Collected data

BEGIN

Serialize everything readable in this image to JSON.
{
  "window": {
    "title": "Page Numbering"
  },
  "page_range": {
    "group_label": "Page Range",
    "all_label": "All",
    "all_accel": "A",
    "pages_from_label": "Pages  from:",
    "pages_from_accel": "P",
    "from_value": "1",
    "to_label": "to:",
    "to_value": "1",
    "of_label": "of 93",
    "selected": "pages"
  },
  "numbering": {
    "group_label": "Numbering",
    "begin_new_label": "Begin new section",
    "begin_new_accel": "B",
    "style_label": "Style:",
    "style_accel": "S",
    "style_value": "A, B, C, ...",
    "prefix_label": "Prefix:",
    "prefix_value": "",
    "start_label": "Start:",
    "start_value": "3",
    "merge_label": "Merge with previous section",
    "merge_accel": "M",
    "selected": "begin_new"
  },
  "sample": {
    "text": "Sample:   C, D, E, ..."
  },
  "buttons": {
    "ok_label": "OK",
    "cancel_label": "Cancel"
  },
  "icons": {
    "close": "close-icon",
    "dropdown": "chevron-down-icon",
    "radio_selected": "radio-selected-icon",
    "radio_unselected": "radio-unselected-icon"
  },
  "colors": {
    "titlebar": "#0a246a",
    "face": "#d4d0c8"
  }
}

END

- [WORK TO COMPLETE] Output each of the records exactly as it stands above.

- [WRITTEN SOLUTION]
Serialize everything readable in this image to JSON.
{
  "window": {
    "title": "Page Numbering"
  },
  "page_range": {
    "group_label": "Page Range",
    "all_label": "All",
    "all_accel": "A",
    "pages_from_label": "Pages  from:",
    "pages_from_accel": "P",
    "from_value": "1",
    "to_label": "to:",
    "to_value": "1",
    "of_label": "of 93",
    "selected": "pages"
  },
  "numbering": {
    "group_label": "Numbering",
    "begin_new_label": "Begin new section",
    "begin_new_accel": "B",
    "style_label": "Style:",
    "style_accel": "S",
    "style_value": "A, B, C, ...",
    "prefix_label": "Prefix:",
    "prefix_value": "",
    "start_label": "Start:",
    "start_value": "3",
    "merge_label": "Merge with previous section",
    "merge_accel": "M",
    "selected": "begin_new"
  },
  "sample": {
    "text": "Sample:   C, D, E, ..."
  },
  "buttons": {
    "ok_label": "OK",
    "cancel_label": "Cancel"
  },
  "icons": {
    "close": "close-icon",
    "dropdown": "chevron-down-icon",
    "radio_selected": "radio-selected-icon",
    "radio_unselected": "radio-unselected-icon"
  },
  "colors": {
    "titlebar": "#0a246a",
    "face": "#d4d0c8"
  }
}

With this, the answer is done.